Thanks as always for being a faithful reader of The Voracious Bibliophile. If you like what you see, please like, comment, follow, and subscribe to my email list to get notified of new posts as soon as they drop. You can also email me at fred.slusher@thevoraciousbibliophile.com or catch me on Twitter, Instagram, TikTok, and Pinterest @voraciousbiblog. Keep reading the world, one page (or pixel) at a time.

Book Review: Change Sings: A Children’s Anthem by Amanda Gorman (Author) and Loren Long (Illustrator)

Change Sings: A Children’s Anthem by Amanda Gorman (Author) and Loren Long (Illustrator)

Amanda Gorman is, quite simply, a revelation.

Amanda Gorman is, quite simply, a revelation. In Change Sings: A Children’s Anthem, Gorman’s mellifluous and uplifting text is paired with Loren Long’s gorgeously-rendered illustrations to show readers of all ages that everyone has a voice and everyone can (and should) be an agent for positive change.

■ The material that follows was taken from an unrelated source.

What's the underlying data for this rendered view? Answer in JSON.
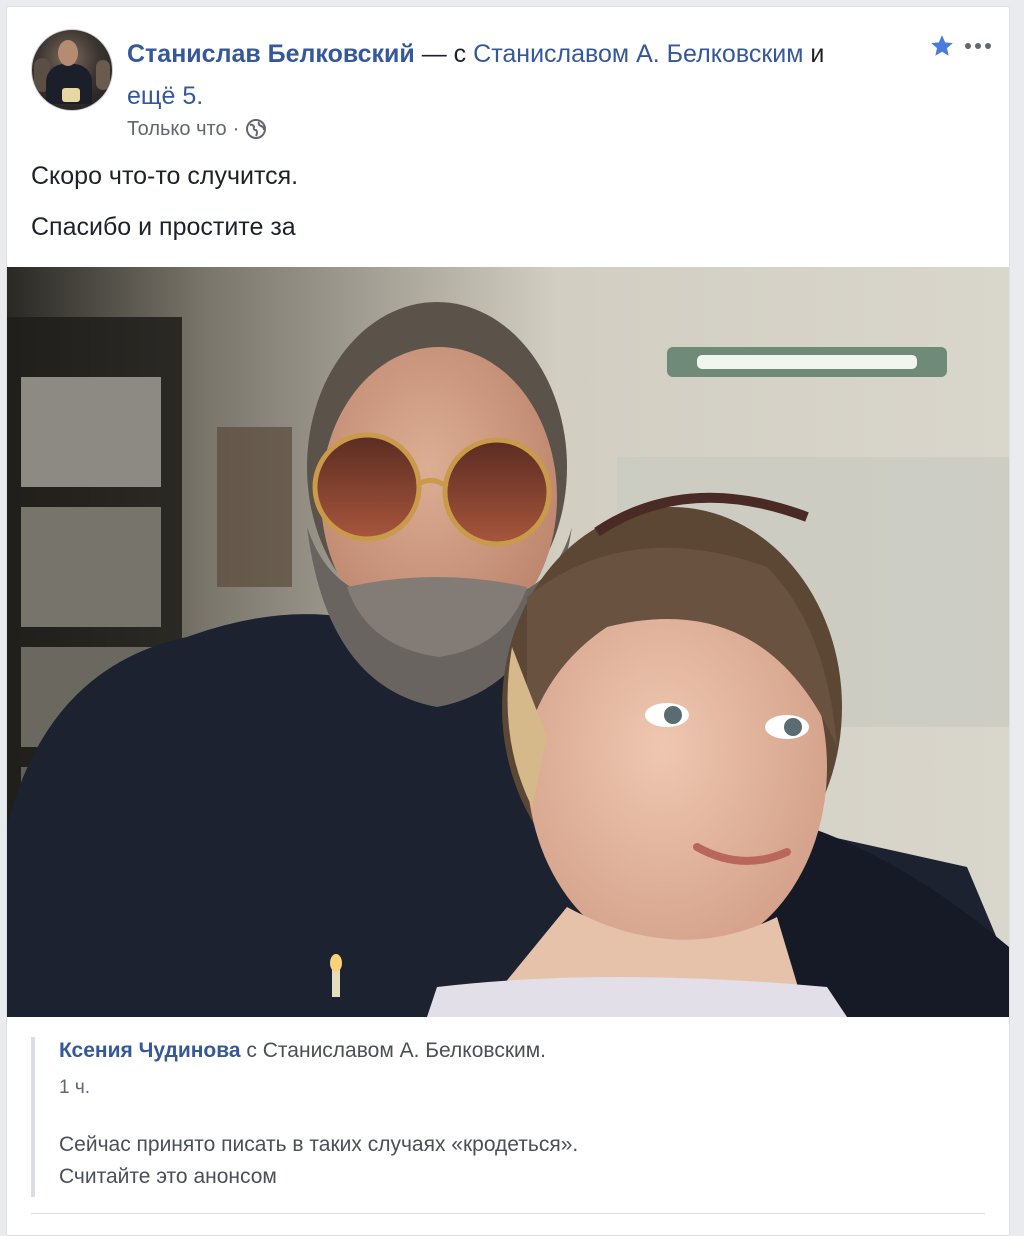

I think it’s fair to say that 2021 is the year of Amanda Gorman. She catapulted into the spotlight after she was chosen to recite her poem, “The Hill We Climb”, at the inauguration of President Joe Biden. She is the youngest person to ever be chosen for that honor. She was photographed by Annie Liebowitz for the May cover of Vogue, becoming the first poet who can make that claim.

…if you ask her, she stands on the shoulders of giants – the Black ancestors whose DNA she shares and whose lives she honors with her work to create a more just and equitable America.

It would seem that Gorman is racking up “firsts” like nobody’s business, but if you ask her, she stands on the shoulders of giants – the Black ancestors whose DNA she shares and whose lives she honors with her work to create a more just and equitable America. In addition to Change Sings, which was released by Viking Books for Young Readers on September 21st, she is also the author of three additional books: The One for Whom Food Is Not Enough, which she self-published in 2015; The Hill We Climb: An Inaugural Poem for the Country, which was released earlier this year; and Call Us What We Carry: Poems, which is due to be released on December 7th by Penguin Young Readers and is now available to preorder wherever books are sold.

Thanks as always for being a faithful reader of The Voracious Bibliophile. If you like what you see, please like, comment, follow, and subscribe to my email list to get notified of new posts as soon as they drop. You can also email me at fred.slusher@thevoraciousbibliophile.com or catch me on Twitter, Instagram, TikTok, and Pinterest @voraciousbiblog. Keep reading the world, one page (or pixel) at a time.